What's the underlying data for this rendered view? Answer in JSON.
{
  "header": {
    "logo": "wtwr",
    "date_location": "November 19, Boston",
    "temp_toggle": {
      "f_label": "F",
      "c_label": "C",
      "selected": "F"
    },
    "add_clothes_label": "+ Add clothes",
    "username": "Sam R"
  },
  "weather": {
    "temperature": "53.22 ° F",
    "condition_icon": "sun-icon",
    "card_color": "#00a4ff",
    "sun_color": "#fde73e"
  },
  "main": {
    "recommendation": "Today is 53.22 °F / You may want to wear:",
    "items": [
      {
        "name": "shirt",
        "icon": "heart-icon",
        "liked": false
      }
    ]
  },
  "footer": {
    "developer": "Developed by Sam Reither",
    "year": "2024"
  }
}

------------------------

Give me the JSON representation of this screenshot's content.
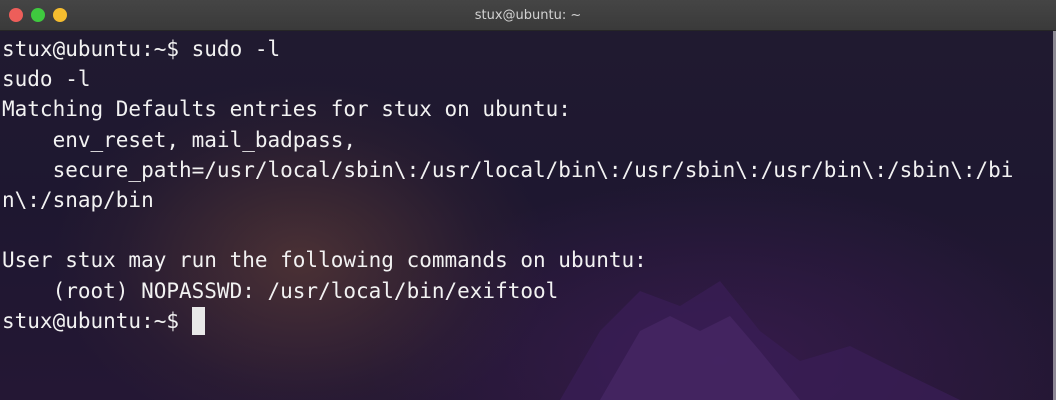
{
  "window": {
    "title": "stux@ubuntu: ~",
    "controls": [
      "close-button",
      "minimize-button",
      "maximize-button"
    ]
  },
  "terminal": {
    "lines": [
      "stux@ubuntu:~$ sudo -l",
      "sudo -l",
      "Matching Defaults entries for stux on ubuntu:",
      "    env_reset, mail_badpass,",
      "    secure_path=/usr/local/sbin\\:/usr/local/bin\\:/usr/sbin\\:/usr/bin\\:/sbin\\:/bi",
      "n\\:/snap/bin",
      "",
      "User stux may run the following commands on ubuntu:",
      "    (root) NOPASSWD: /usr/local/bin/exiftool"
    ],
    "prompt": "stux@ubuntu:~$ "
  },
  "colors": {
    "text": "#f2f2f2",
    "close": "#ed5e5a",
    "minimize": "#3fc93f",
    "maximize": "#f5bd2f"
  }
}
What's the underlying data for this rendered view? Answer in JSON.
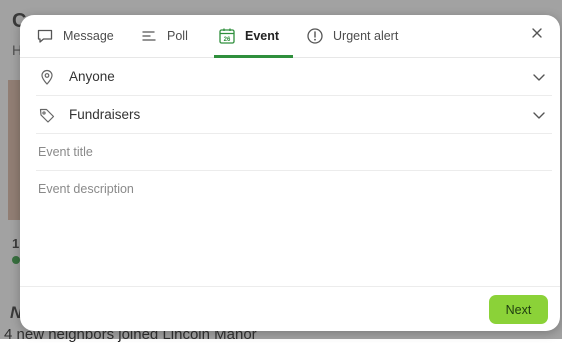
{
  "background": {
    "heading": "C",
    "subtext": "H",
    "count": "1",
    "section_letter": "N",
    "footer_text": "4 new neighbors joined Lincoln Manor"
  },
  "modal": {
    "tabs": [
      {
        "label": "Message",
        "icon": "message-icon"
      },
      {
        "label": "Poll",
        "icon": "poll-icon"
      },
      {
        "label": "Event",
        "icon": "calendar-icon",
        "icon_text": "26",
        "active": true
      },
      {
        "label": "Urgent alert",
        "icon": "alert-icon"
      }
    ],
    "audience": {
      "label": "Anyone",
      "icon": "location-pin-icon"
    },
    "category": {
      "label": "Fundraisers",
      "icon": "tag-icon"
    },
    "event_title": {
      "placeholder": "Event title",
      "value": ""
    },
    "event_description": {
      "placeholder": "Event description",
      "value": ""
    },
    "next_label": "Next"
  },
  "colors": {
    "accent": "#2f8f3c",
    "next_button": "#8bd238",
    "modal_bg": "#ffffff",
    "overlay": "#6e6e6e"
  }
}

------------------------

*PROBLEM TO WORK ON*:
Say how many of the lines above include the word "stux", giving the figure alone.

*RESPONSE TO THIS EXERCISE*:
5